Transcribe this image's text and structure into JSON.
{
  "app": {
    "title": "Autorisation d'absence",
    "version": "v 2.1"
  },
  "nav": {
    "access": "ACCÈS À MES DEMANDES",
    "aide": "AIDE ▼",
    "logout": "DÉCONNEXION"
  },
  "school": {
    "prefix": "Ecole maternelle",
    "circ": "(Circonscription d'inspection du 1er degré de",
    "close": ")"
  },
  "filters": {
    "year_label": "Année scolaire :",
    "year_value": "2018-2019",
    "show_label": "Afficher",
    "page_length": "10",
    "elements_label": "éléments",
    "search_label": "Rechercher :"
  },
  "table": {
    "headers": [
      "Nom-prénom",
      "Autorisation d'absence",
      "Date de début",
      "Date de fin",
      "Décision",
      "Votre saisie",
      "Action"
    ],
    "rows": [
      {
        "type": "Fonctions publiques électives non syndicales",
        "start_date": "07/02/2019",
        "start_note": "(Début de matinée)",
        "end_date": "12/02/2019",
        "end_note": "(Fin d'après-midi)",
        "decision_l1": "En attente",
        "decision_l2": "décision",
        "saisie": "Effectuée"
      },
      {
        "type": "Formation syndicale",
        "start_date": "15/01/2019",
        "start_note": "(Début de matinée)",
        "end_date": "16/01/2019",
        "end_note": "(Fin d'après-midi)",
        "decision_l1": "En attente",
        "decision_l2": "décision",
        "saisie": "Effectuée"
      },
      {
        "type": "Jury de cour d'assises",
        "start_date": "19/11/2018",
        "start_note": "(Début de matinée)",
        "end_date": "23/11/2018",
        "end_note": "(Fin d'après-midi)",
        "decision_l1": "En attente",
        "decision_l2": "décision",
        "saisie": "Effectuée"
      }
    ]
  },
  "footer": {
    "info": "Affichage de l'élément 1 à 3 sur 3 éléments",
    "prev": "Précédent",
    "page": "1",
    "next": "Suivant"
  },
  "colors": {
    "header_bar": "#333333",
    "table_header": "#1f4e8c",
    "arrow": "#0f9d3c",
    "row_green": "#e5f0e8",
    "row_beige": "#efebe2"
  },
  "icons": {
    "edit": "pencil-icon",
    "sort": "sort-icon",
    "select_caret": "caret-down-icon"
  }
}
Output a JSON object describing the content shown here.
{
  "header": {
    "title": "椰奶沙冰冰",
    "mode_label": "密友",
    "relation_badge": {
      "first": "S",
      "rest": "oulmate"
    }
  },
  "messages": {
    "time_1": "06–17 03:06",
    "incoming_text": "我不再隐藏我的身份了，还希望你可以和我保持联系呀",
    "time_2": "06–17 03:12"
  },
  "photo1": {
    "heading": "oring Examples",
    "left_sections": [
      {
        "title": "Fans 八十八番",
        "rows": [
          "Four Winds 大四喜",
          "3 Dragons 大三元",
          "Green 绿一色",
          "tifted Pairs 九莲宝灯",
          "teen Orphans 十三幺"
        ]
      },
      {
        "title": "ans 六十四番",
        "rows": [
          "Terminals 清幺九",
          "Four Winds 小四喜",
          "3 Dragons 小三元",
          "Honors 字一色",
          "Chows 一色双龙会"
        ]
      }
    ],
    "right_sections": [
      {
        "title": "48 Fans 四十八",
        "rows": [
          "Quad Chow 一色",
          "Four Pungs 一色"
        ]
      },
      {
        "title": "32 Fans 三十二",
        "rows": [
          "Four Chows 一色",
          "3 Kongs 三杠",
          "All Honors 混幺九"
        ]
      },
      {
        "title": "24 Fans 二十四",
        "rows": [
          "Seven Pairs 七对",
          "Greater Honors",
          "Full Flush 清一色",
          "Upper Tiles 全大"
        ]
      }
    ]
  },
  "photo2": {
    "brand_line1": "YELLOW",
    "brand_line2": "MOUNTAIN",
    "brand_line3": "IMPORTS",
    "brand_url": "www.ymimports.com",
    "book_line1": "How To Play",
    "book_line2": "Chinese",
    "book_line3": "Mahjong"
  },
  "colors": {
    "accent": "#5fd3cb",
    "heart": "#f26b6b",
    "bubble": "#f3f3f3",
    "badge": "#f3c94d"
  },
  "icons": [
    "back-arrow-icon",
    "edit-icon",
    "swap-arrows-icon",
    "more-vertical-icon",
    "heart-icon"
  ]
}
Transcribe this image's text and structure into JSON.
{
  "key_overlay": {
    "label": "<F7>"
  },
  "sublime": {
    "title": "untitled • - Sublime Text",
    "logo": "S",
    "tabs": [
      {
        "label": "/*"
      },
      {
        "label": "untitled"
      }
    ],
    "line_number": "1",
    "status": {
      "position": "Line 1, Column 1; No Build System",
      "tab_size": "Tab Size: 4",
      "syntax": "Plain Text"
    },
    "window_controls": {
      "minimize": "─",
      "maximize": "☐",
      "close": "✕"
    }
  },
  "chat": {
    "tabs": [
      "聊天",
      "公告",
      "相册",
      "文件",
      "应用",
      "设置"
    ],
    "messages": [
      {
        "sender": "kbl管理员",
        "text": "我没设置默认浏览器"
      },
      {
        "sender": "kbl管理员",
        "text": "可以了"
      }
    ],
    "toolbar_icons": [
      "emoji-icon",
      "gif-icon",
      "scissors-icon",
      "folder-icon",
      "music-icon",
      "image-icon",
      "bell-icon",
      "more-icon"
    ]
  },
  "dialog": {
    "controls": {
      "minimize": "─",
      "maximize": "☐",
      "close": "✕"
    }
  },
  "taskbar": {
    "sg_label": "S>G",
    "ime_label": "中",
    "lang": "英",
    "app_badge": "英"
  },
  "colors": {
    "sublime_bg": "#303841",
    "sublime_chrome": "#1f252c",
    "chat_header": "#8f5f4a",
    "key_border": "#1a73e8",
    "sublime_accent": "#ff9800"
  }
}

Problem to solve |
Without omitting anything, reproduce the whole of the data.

Solution to the problem |
Transcribe this image's text and structure into JSON.
{
  "app": {
    "title": "Autorisation d'absence",
    "version": "v 2.1"
  },
  "nav": {
    "access": "ACCÈS À MES DEMANDES",
    "aide": "AIDE ▼",
    "logout": "DÉCONNEXION"
  },
  "school": {
    "prefix": "Ecole maternelle",
    "circ": "(Circonscription d'inspection du 1er degré de",
    "close": ")"
  },
  "filters": {
    "year_label": "Année scolaire :",
    "year_value": "2018-2019",
    "show_label": "Afficher",
    "page_length": "10",
    "elements_label": "éléments",
    "search_label": "Rechercher :"
  },
  "table": {
    "headers": [
      "Nom-prénom",
      "Autorisation d'absence",
      "Date de début",
      "Date de fin",
      "Décision",
      "Votre saisie",
      "Action"
    ],
    "rows": [
      {
        "type": "Fonctions publiques électives non syndicales",
        "start_date": "07/02/2019",
        "start_note": "(Début de matinée)",
        "end_date": "12/02/2019",
        "end_note": "(Fin d'après-midi)",
        "decision_l1": "En attente",
        "decision_l2": "décision",
        "saisie": "Effectuée"
      },
      {
        "type": "Formation syndicale",
        "start_date": "15/01/2019",
        "start_note": "(Début de matinée)",
        "end_date": "16/01/2019",
        "end_note": "(Fin d'après-midi)",
        "decision_l1": "En attente",
        "decision_l2": "décision",
        "saisie": "Effectuée"
      },
      {
        "type": "Jury de cour d'assises",
        "start_date": "19/11/2018",
        "start_note": "(Début de matinée)",
        "end_date": "23/11/2018",
        "end_note": "(Fin d'après-midi)",
        "decision_l1": "En attente",
        "decision_l2": "décision",
        "saisie": "Effectuée"
      }
    ]
  },
  "footer": {
    "info": "Affichage de l'élément 1 à 3 sur 3 éléments",
    "prev": "Précédent",
    "page": "1",
    "next": "Suivant"
  },
  "colors": {
    "header_bar": "#333333",
    "table_header": "#1f4e8c",
    "arrow": "#0f9d3c",
    "row_green": "#e5f0e8",
    "row_beige": "#efebe2"
  },
  "icons": {
    "edit": "pencil-icon",
    "sort": "sort-icon",
    "select_caret": "caret-down-icon"
  }
}
Output a JSON object describing the content shown here.
{
  "header": {
    "title": "椰奶沙冰冰",
    "mode_label": "密友",
    "relation_badge": {
      "first": "S",
      "rest": "oulmate"
    }
  },
  "messages": {
    "time_1": "06–17 03:06",
    "incoming_text": "我不再隐藏我的身份了，还希望你可以和我保持联系呀",
    "time_2": "06–17 03:12"
  },
  "photo1": {
    "heading": "oring Examples",
    "left_sections": [
      {
        "title": "Fans 八十八番",
        "rows": [
          "Four Winds 大四喜",
          "3 Dragons 大三元",
          "Green 绿一色",
          "tifted Pairs 九莲宝灯",
          "teen Orphans 十三幺"
        ]
      },
      {
        "title": "ans 六十四番",
        "rows": [
          "Terminals 清幺九",
          "Four Winds 小四喜",
          "3 Dragons 小三元",
          "Honors 字一色",
          "Chows 一色双龙会"
        ]
      }
    ],
    "right_sections": [
      {
        "title": "48 Fans 四十八",
        "rows": [
          "Quad Chow 一色",
          "Four Pungs 一色"
        ]
      },
      {
        "title": "32 Fans 三十二",
        "rows": [
          "Four Chows 一色",
          "3 Kongs 三杠",
          "All Honors 混幺九"
        ]
      },
      {
        "title": "24 Fans 二十四",
        "rows": [
          "Seven Pairs 七对",
          "Greater Honors",
          "Full Flush 清一色",
          "Upper Tiles 全大"
        ]
      }
    ]
  },
  "photo2": {
    "brand_line1": "YELLOW",
    "brand_line2": "MOUNTAIN",
    "brand_line3": "IMPORTS",
    "brand_url": "www.ymimports.com",
    "book_line1": "How To Play",
    "book_line2": "Chinese",
    "book_line3": "Mahjong"
  },
  "colors": {
    "accent": "#5fd3cb",
    "heart": "#f26b6b",
    "bubble": "#f3f3f3",
    "badge": "#f3c94d"
  },
  "icons": [
    "back-arrow-icon",
    "edit-icon",
    "swap-arrows-icon",
    "more-vertical-icon",
    "heart-icon"
  ]
}
Transcribe this image's text and structure into JSON.
{
  "key_overlay": {
    "label": "<F7>"
  },
  "sublime": {
    "title": "untitled • - Sublime Text",
    "logo": "S",
    "tabs": [
      {
        "label": "/*"
      },
      {
        "label": "untitled"
      }
    ],
    "line_number": "1",
    "status": {
      "position": "Line 1, Column 1; No Build System",
      "tab_size": "Tab Size: 4",
      "syntax": "Plain Text"
    },
    "window_controls": {
      "minimize": "─",
      "maximize": "☐",
      "close": "✕"
    }
  },
  "chat": {
    "tabs": [
      "聊天",
      "公告",
      "相册",
      "文件",
      "应用",
      "设置"
    ],
    "messages": [
      {
        "sender": "kbl管理员",
        "text": "我没设置默认浏览器"
      },
      {
        "sender": "kbl管理员",
        "text": "可以了"
      }
    ],
    "toolbar_icons": [
      "emoji-icon",
      "gif-icon",
      "scissors-icon",
      "folder-icon",
      "music-icon",
      "image-icon",
      "bell-icon",
      "more-icon"
    ]
  },
  "dialog": {
    "controls": {
      "minimize": "─",
      "maximize": "☐",
      "close": "✕"
    }
  },
  "taskbar": {
    "sg_label": "S>G",
    "ime_label": "中",
    "lang": "英",
    "app_badge": "英"
  },
  "colors": {
    "sublime_bg": "#303841",
    "sublime_chrome": "#1f252c",
    "chat_header": "#8f5f4a",
    "key_border": "#1a73e8",
    "sublime_accent": "#ff9800"
  }
}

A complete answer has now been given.